C.  Redistribution of Income and Wealth - The British tax system is relatively progressive, and social welfare programs have been accompanied by a decline in inequality of income and wealth since World War II. However, the distribution of income after taxes and transfers is barely more equal than our in the U.S. and is far more unequal than most of Western Europe..

D.  National Health Service - Created in 1948, the NHS is the oldest and largest single-payer health care system in the world. Doctors paid on capitation basis.  Patient and doctor choice.  Recent reforms are designed to separate public funding from public control; allow doctors to handle own budgets and contract with hospitals. In a 2016 survey, the NHS was at the top of the list of "things that make us proud to be British (50%), ahead of "our history" (43%) and the Royal Family (31%).


VI.  Brexit

Now that it is happening, what will be its significance? Time will tell, but here are some of the early indications:

1.    According to a recent report from the UK government, imports of goods from the EU were down 18% in the fourth quarter of 2021, compared to 2019 levels, and exports to the EU were down 9%. 
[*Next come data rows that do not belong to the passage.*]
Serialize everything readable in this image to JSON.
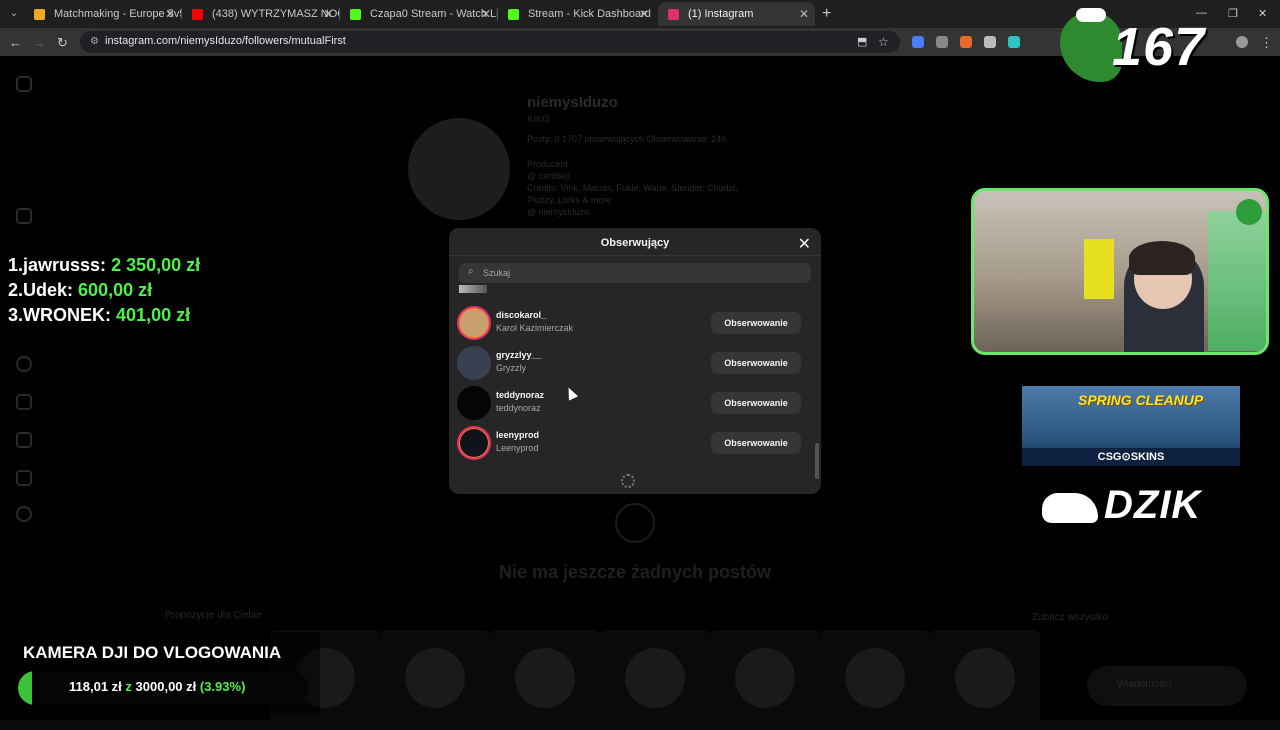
{
  "browser": {
    "tabs": [
      {
        "label": "Matchmaking - Europe 5v5 Qu",
        "favicon_color": "#f5a623"
      },
      {
        "label": "(438) WYTRZYMASZ NOC W TY",
        "favicon_color": "#ff0000"
      },
      {
        "label": "Czapa0 Stream - Watch Live on",
        "favicon_color": "#53fc18"
      },
      {
        "label": "Stream - Kick Dashboard",
        "favicon_color": "#53fc18"
      },
      {
        "label": "(1) Instagram",
        "favicon_color": "#e1306c",
        "active": true
      }
    ],
    "url": "instagram.com/niemysIduzo/followers/mutualFirst"
  },
  "profile": {
    "username": "niemysIduzo",
    "subname": "IUKI3",
    "stats": "Posty: 0    1707 obserwujących    Obserwowanie: 246",
    "bio": "Producent\n@ certified\nCredits: Vink, Macias, Fukie, Wane, Slender, Chudzi, Pluzzy, Lorks & more\n@ niemysIduzo",
    "no_posts": "Nie ma jeszcze żadnych postów",
    "suggestions_label": "Propozycje dla Ciebie",
    "see_all": "Zobacz wszystko",
    "messages": "Wiadomości"
  },
  "modal": {
    "title": "Obserwujący",
    "search_placeholder": "Szukaj",
    "followers": [
      {
        "username": "discokarol_",
        "full_name": "Karol Kazimierczak",
        "button": "Obserwowanie",
        "ring": true
      },
      {
        "username": "gryzzlyy__",
        "full_name": "Gryzzly",
        "button": "Obserwowanie",
        "ring": false
      },
      {
        "username": "teddynoraz",
        "full_name": "teddynoraz",
        "button": "Obserwowanie",
        "ring": false
      },
      {
        "username": "leenyprod",
        "full_name": "Leenyprod",
        "button": "Obserwowanie",
        "ring": true
      }
    ]
  },
  "overlay": {
    "counter": "167",
    "leaderboard": [
      {
        "rank": "1.",
        "name": "jawrusss:",
        "amount": "2 350,00 zł"
      },
      {
        "rank": "2.",
        "name": "Udek:",
        "amount": "600,00 zł"
      },
      {
        "rank": "3.",
        "name": "WRONEK:",
        "amount": "401,00 zł"
      }
    ],
    "sponsor1_headline": "SPRING CLEANUP",
    "sponsor1_brand": "CSG⊙SKINS",
    "sponsor2_brand": "DZIK",
    "goal": {
      "title": "KAMERA DJI DO VLOGOWANIA",
      "current": "118,01 zł",
      "sep": "z",
      "target": "3000,00 zł",
      "percent_text": "(3.93%)",
      "progress": 0.0393
    }
  },
  "colors": {
    "accent_green": "#4ef04a",
    "instagram_ring": "#e1306c"
  }
}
2.    Potentially, trade in services may be a bigger problem than trade in goods, because they are not covered by the so-called "trade and co-operation agreement" (TCA), and they represent the faster-growing part of British exports. The impact on financial services was already noted above - 44% of British financial services firms had moved or planned to move operations and/or staff to the EU. According to The Economist, "Musicians, actors, fashion designers and professional-service firms are griping about expensive red tape and travel restrictions."

The newest scandal involves P&O Ferries, a British company that operates ferries from the UK to Ireland and the  European continent. On March 17, 2022, P&O laid off 800 of its workers (and removed some of them forcefully from the ships), telling them that the ships would now be “primarily crewed by a third-party crew provider.” Critics have charged that Brexit, which was supposed to protect the UK from requirements to accept European workers, has instead weakened enforcement of UK labor laws, making it easier to replace British P&O workers with “cheap agency workers from eastern Europe.”

3.    The UK has an opportunity to review its regulations, and end some of those that were imposed by the EU. However, The Economist predicts that divergence from EU structures will be minimal, because (a) the trade deal that was reached in December 2020 requires the UK to stay close to European norms in order to stay in the free-trade area, (b) "Britain shaped European law" and "EU rules have become de facto global standards" in many sectors and (c) divergence from EU norms in England while Northern Ireland is forced to follow them would exacerbate the England/Ireland divide. According to Philip Hammond, a former Conservative chancellor, "Britain has paid a fantastically high price for an autonomy it won’t use."